Page 336 - That the 22d day of February, 1862, be the day for a general movement of the land and naval forces of the United States against the insurgent forces.
Page 323 - The Union must be preserved; and hence all indispensable means must be employed. We should not be in haste to determine that radical and extreme measures, which may reach the loyal as well as the disloyal, are indispensable.
Page 86 - God, it is now proving itself, a stumbling block to all those who in after times might seek to turn a free people back into the hateful paths of despotism. They knew the proneness of prosperity to breed tyrants, and they meant when such should reappear in this fair land and commence their vocation, they should find left for them at least one hard nut to crack.
Page 87 - Resolved, That Abraham Lincoln is the first and only choice of the Republicans of Illinois for the United States Senate, as the successor of Stephen A. Douglas.
Page 394 - You think I could do better; therefore you blame me already. I think I could not do better; therefore I blame you for blaming me. I understand you now to be willing to accept the help of men who are not Republicans, provided they have "heart in it." Agreed. I want no others. But who is to be the judge of hearts, or of "heart in it"? If I must discard my own judgment and take yours, I must also take that of others and by the time I should reject all I should be advised to reject, I should have none...
Page 323 - ... fair valuation, all the slaves in any named State. Such a proposition on the part of the General Government sets up no claim of a right by Federal authority to interfere with slavery within State limits, referring, as it does, the absolute control of the subject in each case to the State and its people immediately interested.
Page 338 - Halleck have command of said department. Ordered also, that the country west of the Department of the Potomac and east of the Department of the Mississippi be a military department to be called the Mountain Department, and that the same be commanded by Major-General Fremont.
Page 410 - It is with heartfelt satisfaction that the Commanding General announces to the army that the operations of the last three days have determined that our enemy must either ingloriously fly or come out from behind his defenses and give us battle on our own ground, where certain destruction awaits him.

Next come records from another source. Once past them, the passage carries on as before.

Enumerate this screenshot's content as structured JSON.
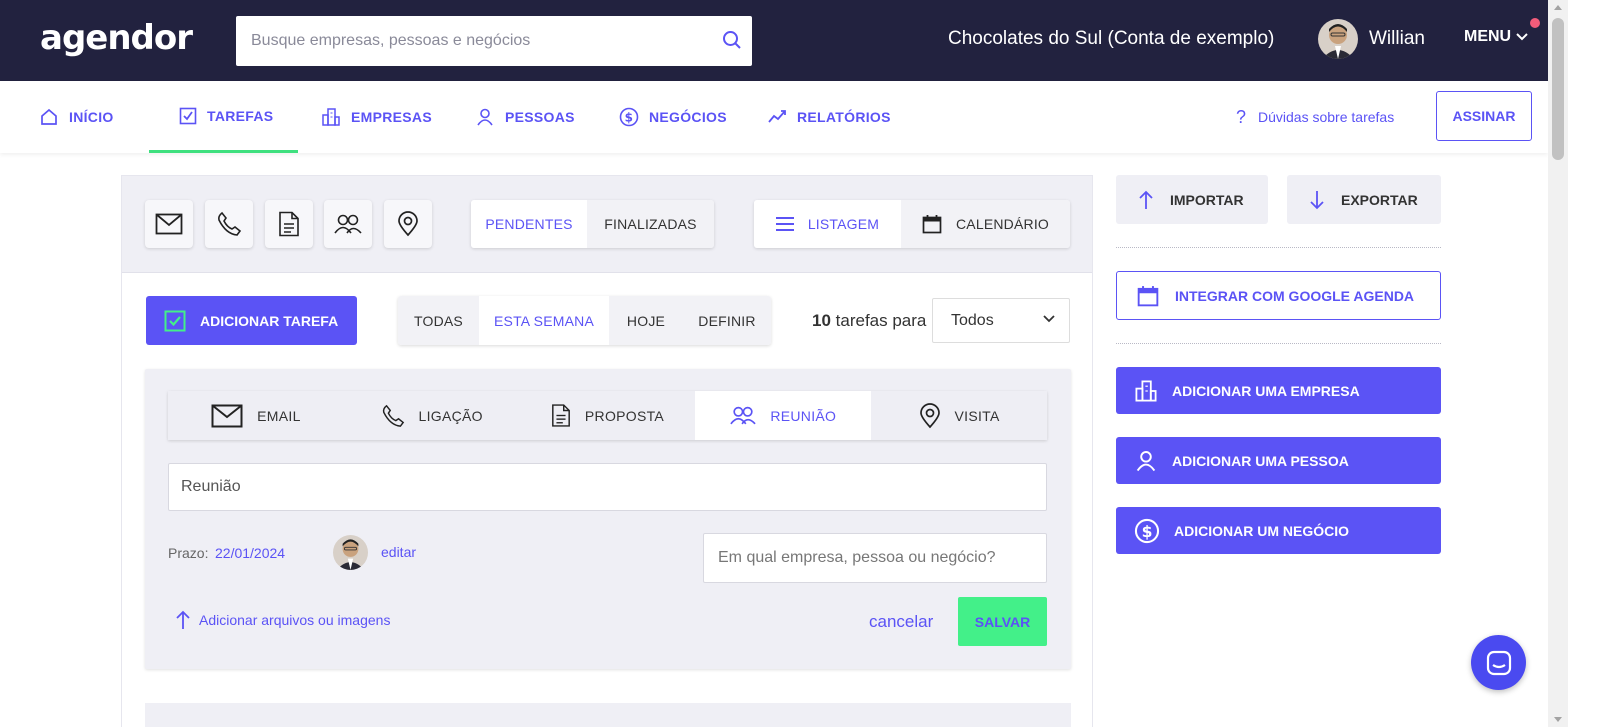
{
  "brand": {
    "logo": "agendor",
    "accent": "#5b53f5",
    "dark": "#22223f",
    "success": "#43f089"
  },
  "header": {
    "search_placeholder": "Busque empresas, pessoas e negócios",
    "account": "Chocolates do Sul (Conta de exemplo)",
    "user": "Willian",
    "menu_label": "MENU"
  },
  "nav": {
    "items": [
      {
        "label": "INÍCIO",
        "icon": "home-icon"
      },
      {
        "label": "TAREFAS",
        "icon": "checkbox-icon",
        "active": true
      },
      {
        "label": "EMPRESAS",
        "icon": "building-icon"
      },
      {
        "label": "PESSOAS",
        "icon": "person-icon"
      },
      {
        "label": "NEGÓCIOS",
        "icon": "dollar-icon"
      },
      {
        "label": "RELATÓRIOS",
        "icon": "chart-line-icon"
      }
    ],
    "help": "Dúvidas sobre tarefas",
    "subscribe": "ASSINAR"
  },
  "tasks": {
    "status_tabs": [
      "PENDENTES",
      "FINALIZADAS"
    ],
    "status_selected": "PENDENTES",
    "view_tabs": [
      "LISTAGEM",
      "CALENDÁRIO"
    ],
    "view_selected": "LISTAGEM",
    "add_task": "ADICIONAR TAREFA",
    "period_tabs": [
      "TODAS",
      "ESTA SEMANA",
      "HOJE",
      "DEFINIR"
    ],
    "period_selected": "ESTA SEMANA",
    "count": "10",
    "count_suffix": "tarefas para",
    "assignee": "Todos"
  },
  "form": {
    "types": [
      "EMAIL",
      "LIGAÇÃO",
      "PROPOSTA",
      "REUNIÃO",
      "VISITA"
    ],
    "type_selected": "REUNIÃO",
    "title_value": "Reunião",
    "deadline_label": "Prazo:",
    "deadline_value": "22/01/2024",
    "edit": "editar",
    "related_placeholder": "Em qual empresa, pessoa ou negócio?",
    "attach": "Adicionar arquivos ou imagens",
    "cancel": "cancelar",
    "save": "SALVAR"
  },
  "sidebar": {
    "import": "IMPORTAR",
    "export": "EXPORTAR",
    "google": "INTEGRAR COM GOOGLE AGENDA",
    "add_company": "ADICIONAR UMA EMPRESA",
    "add_person": "ADICIONAR UMA PESSOA",
    "add_deal": "ADICIONAR UM NEGÓCIO"
  }
}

Page 291 - The high contracting parties engage not to seek for themselves, in the employment of the coercive measures contemplated by the present convention, any acquisition of territory nor any special advantage, and not to exercise in the internal affairs of Mexico any influence of a nature to prejudice the right of the Mexican nation to choose and to constitute freely the form of its government.